Every entry must be repeated exactly in the answer.

——————————

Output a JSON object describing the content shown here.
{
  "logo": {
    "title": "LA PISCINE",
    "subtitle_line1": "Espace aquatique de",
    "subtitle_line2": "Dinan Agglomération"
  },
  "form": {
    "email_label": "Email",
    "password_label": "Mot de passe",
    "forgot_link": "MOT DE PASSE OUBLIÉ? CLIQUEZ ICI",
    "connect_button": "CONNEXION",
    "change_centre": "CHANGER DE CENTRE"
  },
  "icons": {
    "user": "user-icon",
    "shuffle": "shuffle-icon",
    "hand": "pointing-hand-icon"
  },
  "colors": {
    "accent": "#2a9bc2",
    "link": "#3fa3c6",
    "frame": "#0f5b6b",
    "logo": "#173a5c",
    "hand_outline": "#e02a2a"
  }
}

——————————

▶ [Response area]:
Output a JSON object describing the content shown here.
{
  "logo": {
    "title": "LA PISCINE",
    "subtitle_line1": "Espace aquatique de",
    "subtitle_line2": "Dinan Agglomération"
  },
  "form": {
    "email_label": "Email",
    "password_label": "Mot de passe",
    "forgot_link": "MOT DE PASSE OUBLIÉ? CLIQUEZ ICI",
    "connect_button": "CONNEXION",
    "change_centre": "CHANGER DE CENTRE"
  },
  "icons": {
    "user": "user-icon",
    "shuffle": "shuffle-icon",
    "hand": "pointing-hand-icon"
  },
  "colors": {
    "accent": "#2a9bc2",
    "link": "#3fa3c6",
    "frame": "#0f5b6b",
    "logo": "#173a5c",
    "hand_outline": "#e02a2a"
  }
}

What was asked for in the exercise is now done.